PROBLEM TO WORK ON: Down to the last line, write out the entries below exactly and omit all pictures.

#### RECORD EXCERPTS

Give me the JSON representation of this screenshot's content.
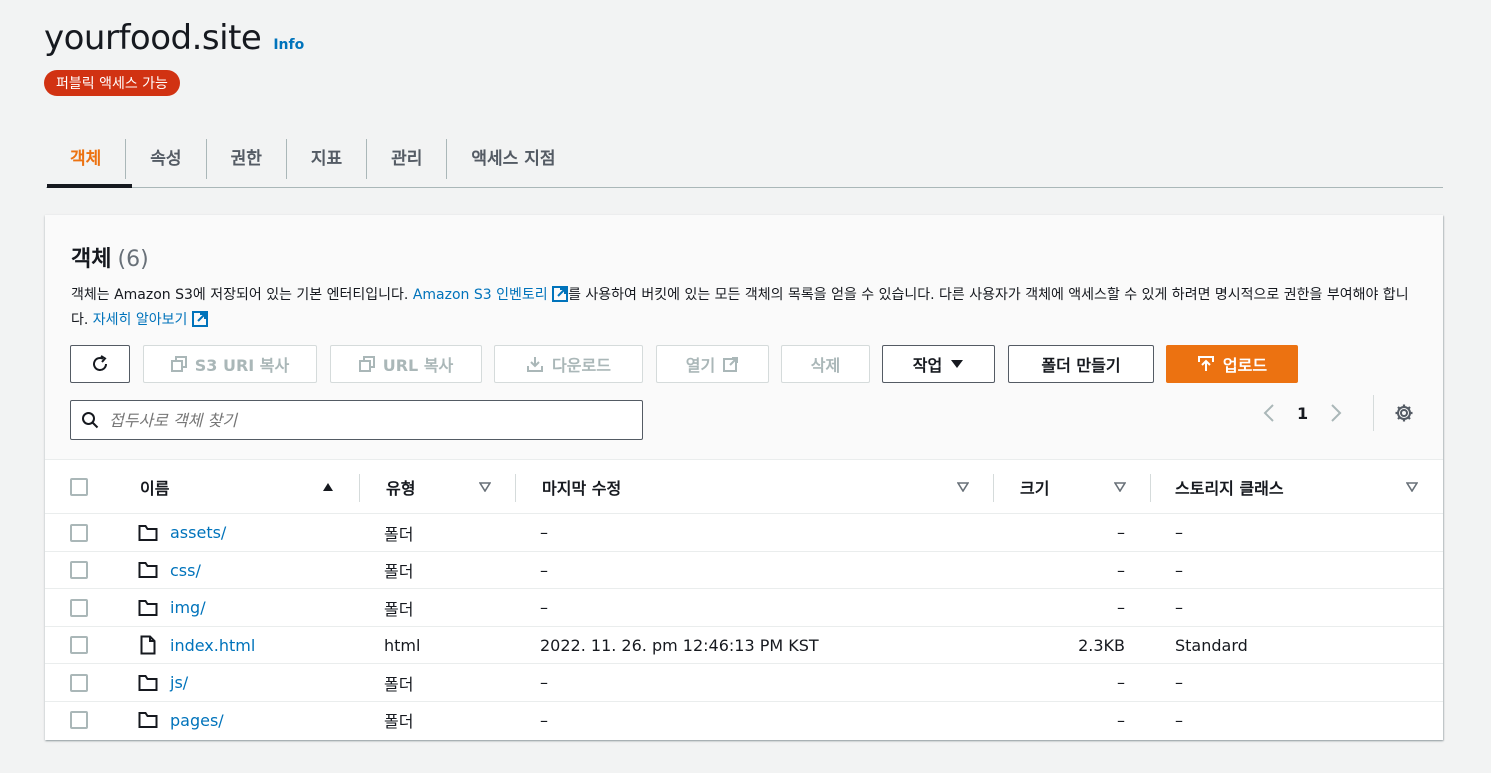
{
  "bucket": {
    "title": "yourfood.site",
    "info_label": "Info",
    "access_badge": "퍼블릭 액세스 가능"
  },
  "tabs": [
    {
      "label": "객체",
      "active": true
    },
    {
      "label": "속성"
    },
    {
      "label": "권한"
    },
    {
      "label": "지표"
    },
    {
      "label": "관리"
    },
    {
      "label": "액세스 지점"
    }
  ],
  "panel": {
    "title": "객체",
    "count": "(6)",
    "desc_part1": "객체는 Amazon S3에 저장되어 있는 기본 엔터티입니다. ",
    "desc_link1": "Amazon S3 인벤토리",
    "desc_part2": "를 사용하여 버킷에 있는 모든 객체의 목록을 얻을 수 있습니다. 다른 사용자가 객체에 액세스할 수 있게 하려면 명시적으로 권한을 부여해야 합니다. ",
    "desc_link2": "자세히 알아보기"
  },
  "toolbar": {
    "copy_s3_uri": "S3 URI 복사",
    "copy_url": "URL 복사",
    "download": "다운로드",
    "open": "열기",
    "delete": "삭제",
    "actions": "작업",
    "create_folder": "폴더 만들기",
    "upload": "업로드"
  },
  "search": {
    "placeholder": "접두사로 객체 찾기"
  },
  "pagination": {
    "page": "1"
  },
  "columns": {
    "name": "이름",
    "type": "유형",
    "modified": "마지막 수정",
    "size": "크기",
    "storage_class": "스토리지 클래스"
  },
  "rows": [
    {
      "name": "assets/",
      "kind": "folder",
      "type": "폴더",
      "modified": "–",
      "size": "–",
      "storage": "–"
    },
    {
      "name": "css/",
      "kind": "folder",
      "type": "폴더",
      "modified": "–",
      "size": "–",
      "storage": "–"
    },
    {
      "name": "img/",
      "kind": "folder",
      "type": "폴더",
      "modified": "–",
      "size": "–",
      "storage": "–"
    },
    {
      "name": "index.html",
      "kind": "file",
      "type": "html",
      "modified": "2022. 11. 26. pm 12:46:13 PM KST",
      "size": "2.3KB",
      "storage": "Standard"
    },
    {
      "name": "js/",
      "kind": "folder",
      "type": "폴더",
      "modified": "–",
      "size": "–",
      "storage": "–"
    },
    {
      "name": "pages/",
      "kind": "folder",
      "type": "폴더",
      "modified": "–",
      "size": "–",
      "storage": "–"
    }
  ],
  "colors": {
    "accent": "#ec7211",
    "link": "#0073bb",
    "badge": "#d13212"
  }
}
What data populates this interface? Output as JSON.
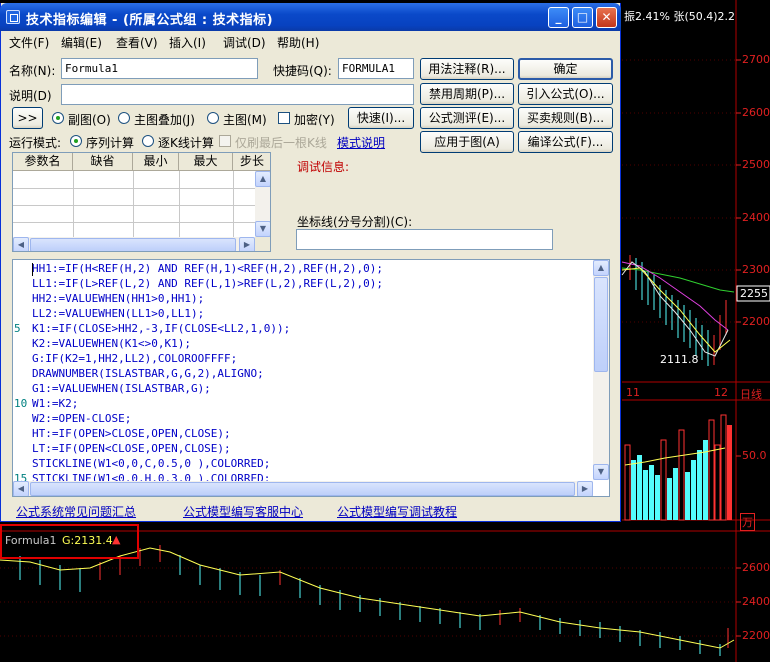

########

TASK ANSWER:
Give me the JSON representation of this screenshot's content.
{
  "bucket": {
    "title": "yourfood.site",
    "info_label": "Info",
    "access_badge": "퍼블릭 액세스 가능"
  },
  "tabs": [
    {
      "label": "객체",
      "active": true
    },
    {
      "label": "속성"
    },
    {
      "label": "권한"
    },
    {
      "label": "지표"
    },
    {
      "label": "관리"
    },
    {
      "label": "액세스 지점"
    }
  ],
  "panel": {
    "title": "객체",
    "count": "(6)",
    "desc_part1": "객체는 Amazon S3에 저장되어 있는 기본 엔터티입니다. ",
    "desc_link1": "Amazon S3 인벤토리",
    "desc_part2": "를 사용하여 버킷에 있는 모든 객체의 목록을 얻을 수 있습니다. 다른 사용자가 객체에 액세스할 수 있게 하려면 명시적으로 권한을 부여해야 합니다. ",
    "desc_link2": "자세히 알아보기"
  },
  "toolbar": {
    "copy_s3_uri": "S3 URI 복사",
    "copy_url": "URL 복사",
    "download": "다운로드",
    "open": "열기",
    "delete": "삭제",
    "actions": "작업",
    "create_folder": "폴더 만들기",
    "upload": "업로드"
  },
  "search": {
    "placeholder": "접두사로 객체 찾기"
  },
  "pagination": {
    "page": "1"
  },
  "columns": {
    "name": "이름",
    "type": "유형",
    "modified": "마지막 수정",
    "size": "크기",
    "storage_class": "스토리지 클래스"
  },
  "rows": [
    {
      "name": "assets/",
      "kind": "folder",
      "type": "폴더",
      "modified": "–",
      "size": "–",
      "storage": "–"
    },
    {
      "name": "css/",
      "kind": "folder",
      "type": "폴더",
      "modified": "–",
      "size": "–",
      "storage": "–"
    },
    {
      "name": "img/",
      "kind": "folder",
      "type": "폴더",
      "modified": "–",
      "size": "–",
      "storage": "–"
    },
    {
      "name": "index.html",
      "kind": "file",
      "type": "html",
      "modified": "2022. 11. 26. pm 12:46:13 PM KST",
      "size": "2.3KB",
      "storage": "Standard"
    },
    {
      "name": "js/",
      "kind": "folder",
      "type": "폴더",
      "modified": "–",
      "size": "–",
      "storage": "–"
    },
    {
      "name": "pages/",
      "kind": "folder",
      "type": "폴더",
      "modified": "–",
      "size": "–",
      "storage": "–"
    }
  ],
  "colors": {
    "accent": "#ec7211",
    "link": "#0073bb",
    "badge": "#d13212"
  }
}
What data populates this interface? Output as JSON.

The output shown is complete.